▸ **Extracted material**:
——
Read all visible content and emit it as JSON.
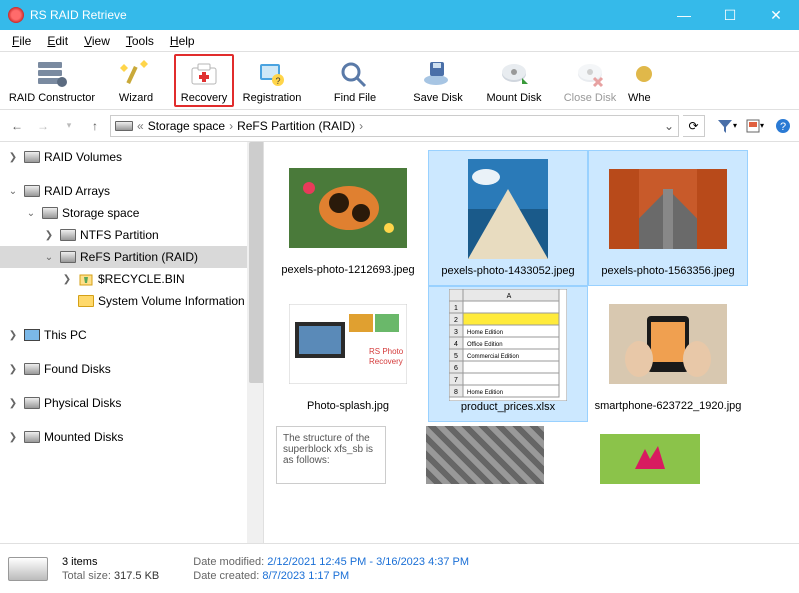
{
  "title": "RS RAID Retrieve",
  "menu": [
    "File",
    "Edit",
    "View",
    "Tools",
    "Help"
  ],
  "toolbar": [
    {
      "label": "RAID Constructor"
    },
    {
      "label": "Wizard"
    },
    {
      "label": "Recovery"
    },
    {
      "label": "Registration"
    },
    {
      "label": "Find File"
    },
    {
      "label": "Save Disk"
    },
    {
      "label": "Mount Disk"
    },
    {
      "label": "Close Disk"
    },
    {
      "label": "Whe"
    }
  ],
  "breadcrumb": {
    "prefix": "«",
    "parts": [
      "Storage space",
      "ReFS Partition (RAID)"
    ]
  },
  "tree": {
    "raid_volumes": "RAID Volumes",
    "raid_arrays": "RAID Arrays",
    "storage_space": "Storage space",
    "ntfs": "NTFS Partition",
    "refs": "ReFS Partition (RAID)",
    "recycle": "$RECYCLE.BIN",
    "sysvol": "System Volume Information",
    "this_pc": "This PC",
    "found": "Found Disks",
    "physical": "Physical Disks",
    "mounted": "Mounted Disks"
  },
  "files": [
    {
      "name": "pexels-photo-1212693.jpeg",
      "sel": false,
      "kind": "photo1"
    },
    {
      "name": "pexels-photo-1433052.jpeg",
      "sel": true,
      "kind": "photo2"
    },
    {
      "name": "pexels-photo-1563356.jpeg",
      "sel": true,
      "kind": "photo3"
    },
    {
      "name": "Photo-splash.jpg",
      "sel": false,
      "kind": "collage"
    },
    {
      "name": "product_prices.xlsx",
      "sel": true,
      "kind": "sheet"
    },
    {
      "name": "smartphone-623722_1920.jpg",
      "sel": false,
      "kind": "phone"
    }
  ],
  "sheet_rows": [
    "",
    "",
    "Home Edition",
    "Office Edition",
    "Commercial Edition",
    "",
    "",
    "Home Edition"
  ],
  "partial_text": "The structure of the superblock xfs_sb is as follows:",
  "status": {
    "count": "3 items",
    "size_label": "Total size:",
    "size": "317.5 KB",
    "mod_label": "Date modified:",
    "mod": "2/12/2021 12:45 PM - 3/16/2023 4:37 PM",
    "created_label": "Date created:",
    "created": "8/7/2023 1:17 PM"
  }
}
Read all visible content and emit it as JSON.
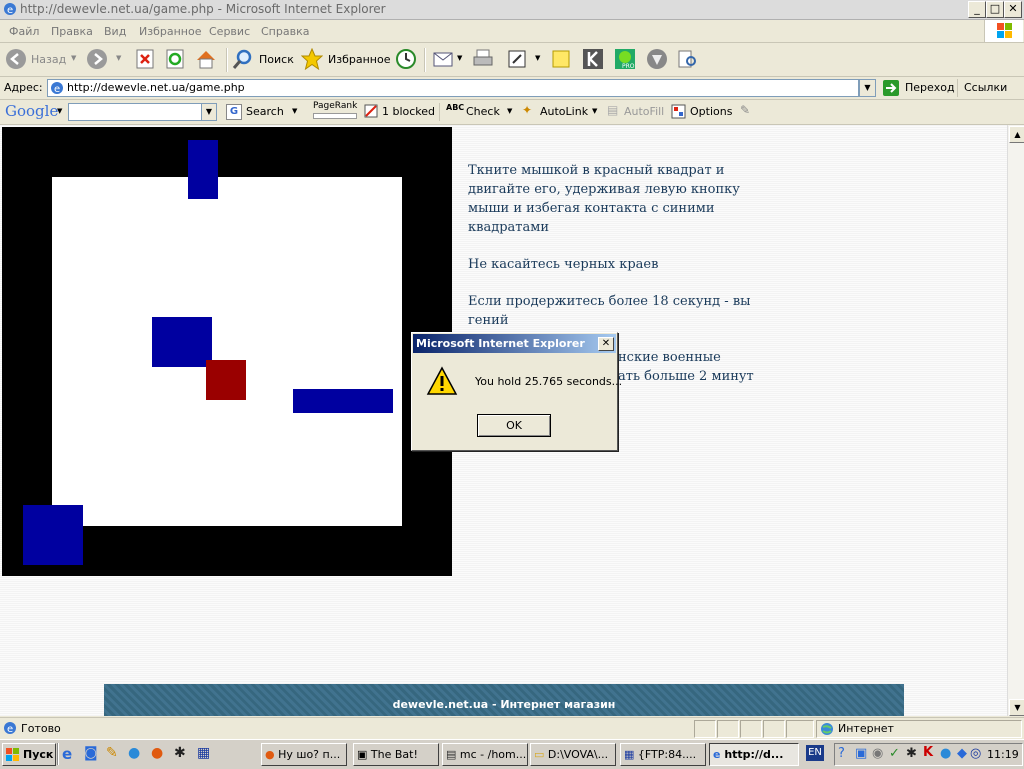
{
  "window": {
    "title": "http://dewevle.net.ua/game.php - Microsoft Internet Explorer",
    "min": "_",
    "max": "□",
    "close": "✕"
  },
  "menu": [
    "Файл",
    "Правка",
    "Вид",
    "Избранное",
    "Сервис",
    "Справка"
  ],
  "toolbar": {
    "back": "Назад",
    "search": "Поиск",
    "favorites": "Избранное"
  },
  "address": {
    "label": "Адрес:",
    "url": "http://dewevle.net.ua/game.php",
    "go": "Переход",
    "links": "Ссылки"
  },
  "google_bar": {
    "logo": "Google",
    "search": "Search",
    "pagerank": "PageRank",
    "blocked": "1 blocked",
    "check": "Check",
    "autolink": "AutoLink",
    "autofill": "AutoFill",
    "options": "Options"
  },
  "page": {
    "instructions": [
      "Ткните мышкой в красный квадрат и двигайте его, удерживая левую кнопку мыши и избегая контакта с синими квадратами",
      "Не касайтесь черных краев",
      "Если продержитесь более 18 секунд - вы гений",
      "нские военные",
      "ать больше 2 минут"
    ],
    "banner": "dewevle.net.ua - Интернет магазин"
  },
  "dialog": {
    "title": "Microsoft Internet Explorer",
    "message": "You hold 25.765 seconds...",
    "ok": "OK"
  },
  "status": {
    "text": "Готово",
    "zone": "Интернет"
  },
  "taskbar": {
    "start": "Пуск",
    "tasks": [
      "Ну шо? п...",
      "The Bat!",
      "mc - /hom...",
      "D:\\VOVA\\...",
      "{FTP:84....",
      "http://d..."
    ],
    "lang": "EN",
    "clock": "11:19"
  },
  "colors": {
    "blue": "#0000a0",
    "red": "#9a0000",
    "dialog_title": "#0a246a"
  }
}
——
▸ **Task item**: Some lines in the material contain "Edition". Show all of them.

▸ **Result of this task**:
    "Home Edition",
    "Office Edition",
    "Commercial Edition",
    "Home Edition"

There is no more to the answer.